By Leah S. Dunaief
What’s it like to be a grandparent?
Most of us would say it’s totally wonderful. But it’s not automatic. It’s a club we can’t join on our own. Only through our children’s actions can we be admitted, and for some people, their children are reticent to provide admission. Getting married in one’s 20s and shortly thereafter starting to have children is not the automatic course of events it once was in the last and previous centuries. For others with no children of their own, the surrogate route is available, and that can be deeply satisfying.
I can share with you some of the personal satisfactions. I am grandmother to four, who are in their teens and early 20s. Watching them grow and flower has been as much a miracle to me as their births, and they have expanded my horizons even as they have found their own paths. From my oldest grandson, I have learned a bit about making films since he has become a filmmaker. As you may know, we have even teamed up and collaborated on his movie, “One Life to Give,” about Benjamin Tallmadge, Nathan Hale and the Culper Spy ring.

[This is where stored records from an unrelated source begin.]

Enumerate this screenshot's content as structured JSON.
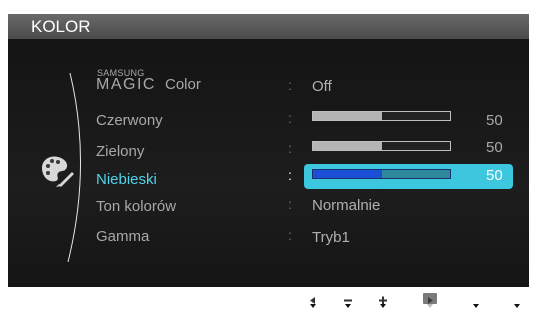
{
  "osd": {
    "title": "KOLOR",
    "menu": {
      "magic_color": {
        "brand_small": "SAMSUNG",
        "brand_big": "MAGIC",
        "label": "Color",
        "value": "Off"
      },
      "red": {
        "label": "Czerwony",
        "value": 50,
        "value_text": "50"
      },
      "green": {
        "label": "Zielony",
        "value": 50,
        "value_text": "50"
      },
      "blue": {
        "label": "Niebieski",
        "value": 50,
        "value_text": "50",
        "selected": true
      },
      "tone": {
        "label": "Ton kolorów",
        "value": "Normalnie"
      },
      "gamma": {
        "label": "Gamma",
        "value": "Tryb1"
      },
      "separator": ":"
    },
    "buttons": {
      "left": "left-arrow-icon",
      "minus": "minus-icon",
      "plus": "plus-icon",
      "enter": "enter-icon",
      "auto": "AUTO",
      "power": "power-icon"
    },
    "colors": {
      "accent": "#3cc7de",
      "selected_fill": "#1a4fd6"
    }
  }
}
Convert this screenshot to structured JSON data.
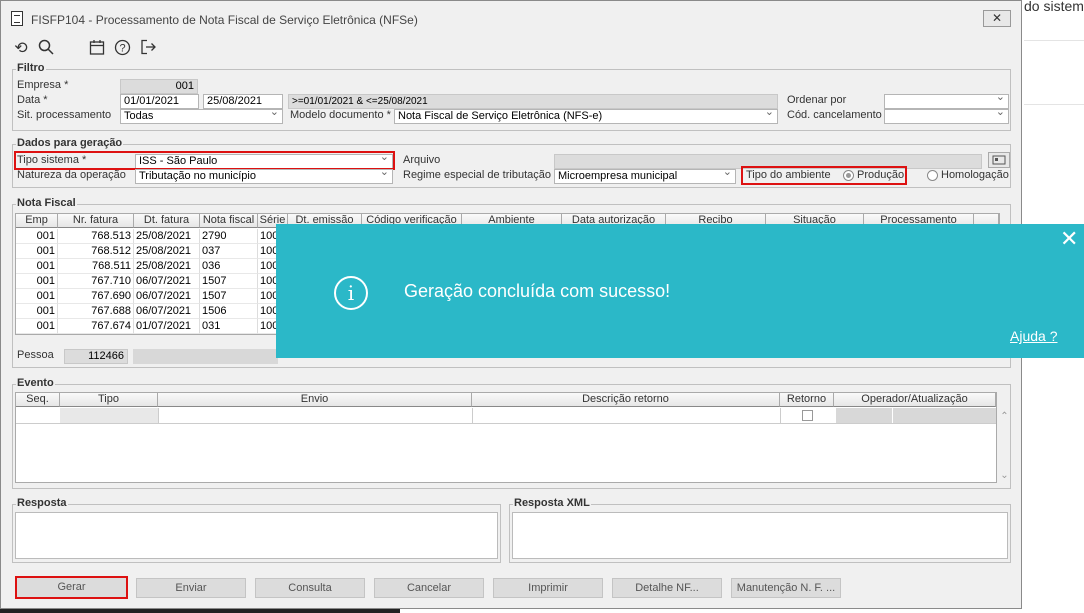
{
  "background_text": "do sistem",
  "window": {
    "title": "FISFP104 - Processamento de Nota Fiscal de Serviço Eletrônica (NFSe)",
    "close": "✕"
  },
  "toolbar": {
    "undo_icon": "undo-icon",
    "search_icon": "search-icon",
    "calendar_icon": "calendar-icon",
    "help_icon": "help-icon",
    "exit_icon": "exit-icon"
  },
  "filtro": {
    "title": "Filtro",
    "empresa_label": "Empresa *",
    "empresa_value": "001",
    "data_label": "Data *",
    "data_from": "01/01/2021",
    "data_to": "25/08/2021",
    "data_expr": ">=01/01/2021 & <=25/08/2021",
    "sit_label": "Sit. processamento",
    "sit_value": "Todas",
    "modelo_label": "Modelo documento *",
    "modelo_value": "Nota Fiscal de Serviço Eletrônica (NFS-e)",
    "ordenar_label": "Ordenar por",
    "ordenar_value": "",
    "cod_cancel_label": "Cód. cancelamento",
    "cod_cancel_value": ""
  },
  "geracao": {
    "title": "Dados para geração",
    "tipo_label": "Tipo sistema *",
    "tipo_value": "ISS - São Paulo",
    "natureza_label": "Natureza da operação",
    "natureza_value": "Tributação no município",
    "arquivo_label": "Arquivo",
    "regime_label": "Regime especial de tributação",
    "regime_value": "Microempresa municipal",
    "ambiente_label": "Tipo do ambiente",
    "producao_label": "Produção",
    "homologacao_label": "Homologação"
  },
  "nota_fiscal": {
    "title": "Nota Fiscal",
    "columns": [
      "Emp",
      "Nr. fatura",
      "Dt. fatura",
      "Nota fiscal",
      "Série",
      "Dt. emissão",
      "Código verificação",
      "Ambiente",
      "Data autorização",
      "Recibo",
      "Situação",
      "Processamento"
    ],
    "rows": [
      [
        "001",
        "768.513",
        "25/08/2021",
        "2790",
        "100"
      ],
      [
        "001",
        "768.512",
        "25/08/2021",
        "037",
        "100"
      ],
      [
        "001",
        "768.511",
        "25/08/2021",
        "036",
        "100"
      ],
      [
        "001",
        "767.710",
        "06/07/2021",
        "1507",
        "100"
      ],
      [
        "001",
        "767.690",
        "06/07/2021",
        "1507",
        "100"
      ],
      [
        "001",
        "767.688",
        "06/07/2021",
        "1506",
        "100"
      ],
      [
        "001",
        "767.674",
        "01/07/2021",
        "031",
        "100"
      ]
    ],
    "pessoa_label": "Pessoa",
    "pessoa_value": "112466"
  },
  "evento": {
    "title": "Evento",
    "columns": [
      "Seq.",
      "Tipo",
      "Envio",
      "Descrição retorno",
      "Retorno",
      "Operador/Atualização"
    ]
  },
  "resposta": {
    "title": "Resposta",
    "xml_title": "Resposta XML"
  },
  "buttons": {
    "gerar": "Gerar",
    "enviar": "Enviar",
    "consulta": "Consulta",
    "cancelar": "Cancelar",
    "imprimir": "Imprimir",
    "detalhe": "Detalhe NF...",
    "manutencao": "Manutenção N. F. ..."
  },
  "toast": {
    "message": "Geração concluída com sucesso!",
    "help": "Ajuda ?",
    "close": "✕",
    "icon": "info-icon",
    "color": "#2bb8c8"
  }
}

From my second grandson’s work, I am thrilled to hear how music is made and then distributed to the public. This is his chosen career and our family is enjoying every note. My granddaughter is in college and expresses an interest in psychology, a field in which I have, to my regret, never taken any courses and am eager to learn more about. She is also a marvel to me because she is the first daughter among a team of sons to come along in a couple of generations. And my youngest grandson, still in high school, and I share a passion for baseball. Our only difference: he plays, I watch. And cheer.
Perhaps a less generally articulated satisfaction of being a grandparent is watching our children become parents. They have moved into those roles with the same eagerness and trepidation that their father and I felt. They now know what it is like to put aside their lives for another. As they have done so, they have understood and, I believe, come to appreciate their father and me, which is a nice aside.
Grandparents get to love their grandchildren without any baggage. We can enjoy their development without as much ego and effort as the first time around. We can play with them when they are little, then give them back to their parents when they need some attention. The remarkable thing about that relationship is how much they seem to love us, right from their first breaths on earth.
Grandparents also are the repositories of the culture, origins and values of the family. They offer a link between past and present, and often it is they who bring together families and community with their Sunday dinners and holiday gatherings.
Where are the grandparents now and how are they doing?
Grandparents have been perhaps the most isolated by COVID-19. In the age group deemed most likely to die from the disease, they have been the most careful about staying at home. As a result, grandparents have become almost invisible over the past four months. The only respite for some has been FaceTime or Zoom. If they have the technology, at least they can connect with family and friends digitally.
To honor grandparents and make them more visible during the pandemic, we are producing a special publication in time for Grandparents Day, a national holiday started by Marian McQuade of West Virginia and made official by President Jimmy Carter in 1978. We are inviting residents to send in pictures of their grandparents, and we will print them in the issue of Sept. 10. September was considered appropriate for such a celebration by the Carter administration since grandparents are in the autumn of their lives. And we consider it appropriate to salute them now for their difficult sheltering-in-place.